> Exercise directions: Please copy each line of the records below that holds the word "Data".

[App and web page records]
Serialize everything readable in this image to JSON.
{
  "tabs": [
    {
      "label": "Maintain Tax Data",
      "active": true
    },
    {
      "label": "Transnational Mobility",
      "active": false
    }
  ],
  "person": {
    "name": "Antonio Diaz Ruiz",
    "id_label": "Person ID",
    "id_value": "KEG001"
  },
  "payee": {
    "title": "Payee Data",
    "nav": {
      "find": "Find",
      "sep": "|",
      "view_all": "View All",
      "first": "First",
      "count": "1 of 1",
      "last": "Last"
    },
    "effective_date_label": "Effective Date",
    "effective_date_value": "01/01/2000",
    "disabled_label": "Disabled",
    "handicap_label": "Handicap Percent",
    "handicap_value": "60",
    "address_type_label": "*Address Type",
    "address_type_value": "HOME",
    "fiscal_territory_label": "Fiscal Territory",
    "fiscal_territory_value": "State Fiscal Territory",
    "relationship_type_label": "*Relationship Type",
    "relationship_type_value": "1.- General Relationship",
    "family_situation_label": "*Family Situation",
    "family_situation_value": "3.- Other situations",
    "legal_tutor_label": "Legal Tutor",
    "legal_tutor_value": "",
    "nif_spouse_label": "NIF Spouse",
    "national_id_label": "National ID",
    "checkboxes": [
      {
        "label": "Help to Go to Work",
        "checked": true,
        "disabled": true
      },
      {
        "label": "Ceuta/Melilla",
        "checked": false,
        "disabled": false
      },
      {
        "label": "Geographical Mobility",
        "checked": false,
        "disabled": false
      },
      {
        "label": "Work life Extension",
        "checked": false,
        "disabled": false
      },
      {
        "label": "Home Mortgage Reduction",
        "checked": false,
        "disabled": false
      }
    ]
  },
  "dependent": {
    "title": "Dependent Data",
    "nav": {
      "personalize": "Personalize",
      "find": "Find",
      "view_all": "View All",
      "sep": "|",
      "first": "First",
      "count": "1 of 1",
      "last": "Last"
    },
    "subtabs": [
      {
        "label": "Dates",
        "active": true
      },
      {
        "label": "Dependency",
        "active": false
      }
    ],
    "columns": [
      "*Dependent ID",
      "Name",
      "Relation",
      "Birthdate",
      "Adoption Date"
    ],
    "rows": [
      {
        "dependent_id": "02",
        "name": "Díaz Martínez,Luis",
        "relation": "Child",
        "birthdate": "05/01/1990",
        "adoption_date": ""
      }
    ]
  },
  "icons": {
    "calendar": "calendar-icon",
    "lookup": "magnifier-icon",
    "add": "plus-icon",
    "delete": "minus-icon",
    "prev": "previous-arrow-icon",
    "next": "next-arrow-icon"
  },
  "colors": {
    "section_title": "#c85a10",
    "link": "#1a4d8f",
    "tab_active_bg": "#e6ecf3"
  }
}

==

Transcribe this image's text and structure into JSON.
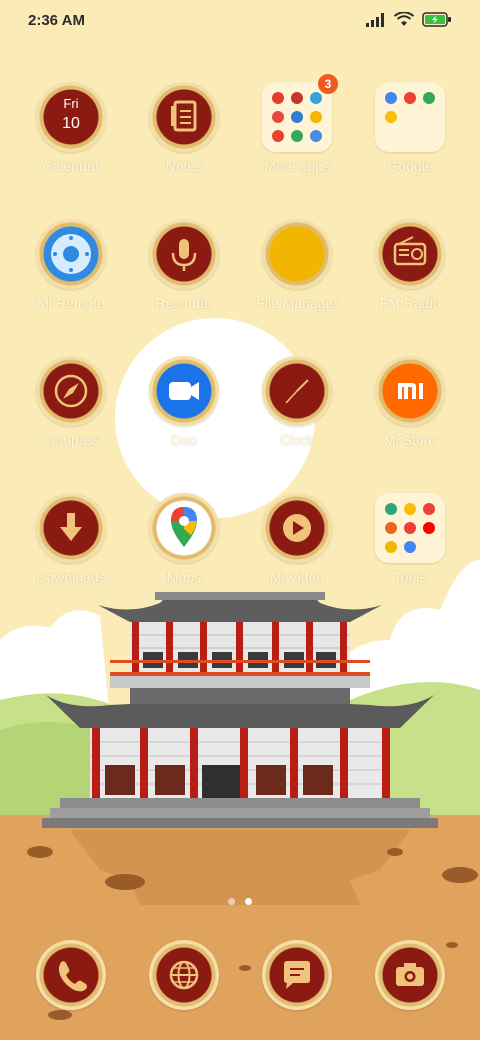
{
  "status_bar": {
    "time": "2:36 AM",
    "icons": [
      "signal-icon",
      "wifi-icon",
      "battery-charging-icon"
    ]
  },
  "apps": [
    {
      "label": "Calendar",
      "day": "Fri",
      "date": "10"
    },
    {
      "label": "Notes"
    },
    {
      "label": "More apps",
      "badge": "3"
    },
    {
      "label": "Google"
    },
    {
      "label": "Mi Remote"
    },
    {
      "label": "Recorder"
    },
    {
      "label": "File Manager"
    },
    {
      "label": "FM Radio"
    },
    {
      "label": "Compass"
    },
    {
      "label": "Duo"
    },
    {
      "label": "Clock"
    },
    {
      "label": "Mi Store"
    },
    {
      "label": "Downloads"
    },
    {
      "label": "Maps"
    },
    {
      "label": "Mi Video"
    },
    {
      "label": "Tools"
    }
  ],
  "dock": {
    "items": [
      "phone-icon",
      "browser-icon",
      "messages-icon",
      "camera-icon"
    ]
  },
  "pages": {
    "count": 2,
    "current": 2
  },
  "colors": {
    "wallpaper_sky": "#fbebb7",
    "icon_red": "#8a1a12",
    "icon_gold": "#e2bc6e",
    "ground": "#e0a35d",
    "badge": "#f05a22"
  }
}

> Expected answer:
      "label": "Maintain Tax Data",
    "title": "Payee Data",
    "title": "Dependent Data",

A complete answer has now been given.